Some friends are for life, but most accessorize your life for a time and then fade. Work and family responsibilities, as well as geographic distance, take a toll on, and often end, friendships. In a digital age, it’s easy to start a lot of friendships based on work, shared interests, or common friends. But we have bandwidth for a limited number of meaningful, lifetime friendships. I used to think you had an obligation to stay friends with people because you were friends with them when you were younger. I no longer believe this and am comfortable pruning my circle of friends (realize how bad this sounds).
A decent definition of family is “people you wouldn’t otherwise hang out with.” Sort of a club you mostly can’t or won’t get kicked out of. However, with divorce rates at 50+%, each few years you reapply for membership with your spouse. And, depending on your principles / generosity / monogamy / options, each party decides if they want to renew, recognizing there is an enormous cost for cancelling. It’s a club that often may seem not worth the fees, but raising children without a partner is a bit like seeing Angkor Wat solo — great, but just not the same as with someone you care about. Raising me separately was much harder for my mom and a lot less rewarding for my dad. There is wonder, every day, in the little things your kids do. These little things are exponentially more rewarding shared with others who are also hopelessly fascinated with them.
Like most teens, when I hit 17/18 I became intolerable, making separation easier for me and my mom.
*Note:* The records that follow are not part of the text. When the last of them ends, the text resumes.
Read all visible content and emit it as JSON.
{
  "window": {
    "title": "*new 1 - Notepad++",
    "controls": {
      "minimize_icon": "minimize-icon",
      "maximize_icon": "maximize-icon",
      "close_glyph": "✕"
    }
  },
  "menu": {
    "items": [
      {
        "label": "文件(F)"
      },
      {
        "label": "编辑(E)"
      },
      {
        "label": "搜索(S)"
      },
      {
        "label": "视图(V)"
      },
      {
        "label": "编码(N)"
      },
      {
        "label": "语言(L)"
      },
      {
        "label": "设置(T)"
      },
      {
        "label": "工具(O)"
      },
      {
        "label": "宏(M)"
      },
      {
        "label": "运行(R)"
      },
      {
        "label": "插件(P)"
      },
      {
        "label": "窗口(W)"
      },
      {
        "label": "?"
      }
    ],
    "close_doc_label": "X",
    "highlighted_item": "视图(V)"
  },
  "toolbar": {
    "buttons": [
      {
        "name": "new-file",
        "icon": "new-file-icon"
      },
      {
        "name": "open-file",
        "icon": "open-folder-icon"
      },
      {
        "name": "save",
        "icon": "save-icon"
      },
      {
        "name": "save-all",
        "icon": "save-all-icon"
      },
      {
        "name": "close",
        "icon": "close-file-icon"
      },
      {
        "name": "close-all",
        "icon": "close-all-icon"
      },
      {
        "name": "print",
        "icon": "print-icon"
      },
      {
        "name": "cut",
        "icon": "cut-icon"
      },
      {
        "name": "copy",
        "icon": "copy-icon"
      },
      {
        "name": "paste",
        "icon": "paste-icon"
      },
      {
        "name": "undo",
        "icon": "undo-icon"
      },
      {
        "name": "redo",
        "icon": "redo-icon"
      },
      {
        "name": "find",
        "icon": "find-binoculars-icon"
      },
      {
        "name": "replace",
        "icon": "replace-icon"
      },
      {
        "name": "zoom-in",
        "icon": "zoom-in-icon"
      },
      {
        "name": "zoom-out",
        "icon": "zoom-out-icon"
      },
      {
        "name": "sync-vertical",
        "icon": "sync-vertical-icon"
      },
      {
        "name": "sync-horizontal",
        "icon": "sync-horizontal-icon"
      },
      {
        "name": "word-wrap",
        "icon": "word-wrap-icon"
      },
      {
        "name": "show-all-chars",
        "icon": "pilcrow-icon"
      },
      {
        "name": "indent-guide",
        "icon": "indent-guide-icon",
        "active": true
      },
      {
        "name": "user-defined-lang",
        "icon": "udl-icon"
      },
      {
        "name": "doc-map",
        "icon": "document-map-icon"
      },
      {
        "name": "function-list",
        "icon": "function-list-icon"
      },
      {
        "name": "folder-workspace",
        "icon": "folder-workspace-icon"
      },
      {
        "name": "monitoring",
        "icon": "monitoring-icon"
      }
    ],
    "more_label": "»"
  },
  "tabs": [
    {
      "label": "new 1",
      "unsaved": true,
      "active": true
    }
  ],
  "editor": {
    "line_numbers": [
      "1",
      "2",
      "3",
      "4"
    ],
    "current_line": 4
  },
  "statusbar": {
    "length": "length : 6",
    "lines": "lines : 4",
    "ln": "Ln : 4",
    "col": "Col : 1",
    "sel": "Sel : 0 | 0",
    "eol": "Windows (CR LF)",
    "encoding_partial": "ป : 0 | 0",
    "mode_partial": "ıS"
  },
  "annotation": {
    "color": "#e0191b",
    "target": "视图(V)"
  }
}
However, similar to a third of males in the US, several years later I moved back in — the year between Morgan Stanley and business school. It was nice: my mom would cook for me every Thursday night and listen to stories about my dates and work. I would gas up her car on weekends (something I think all moms hate) and was much better about keeping my room clean.
The only club I know I’ll be in, and accepted into, for life is with my boys. I will be hopelessly fond and accepting of them for the rest of their lives. And will trust they’ll tolerate me for the rest of mine. Most of the other groups, clubs, clans, relationships … I’m a Summer Member.
Life is so rich,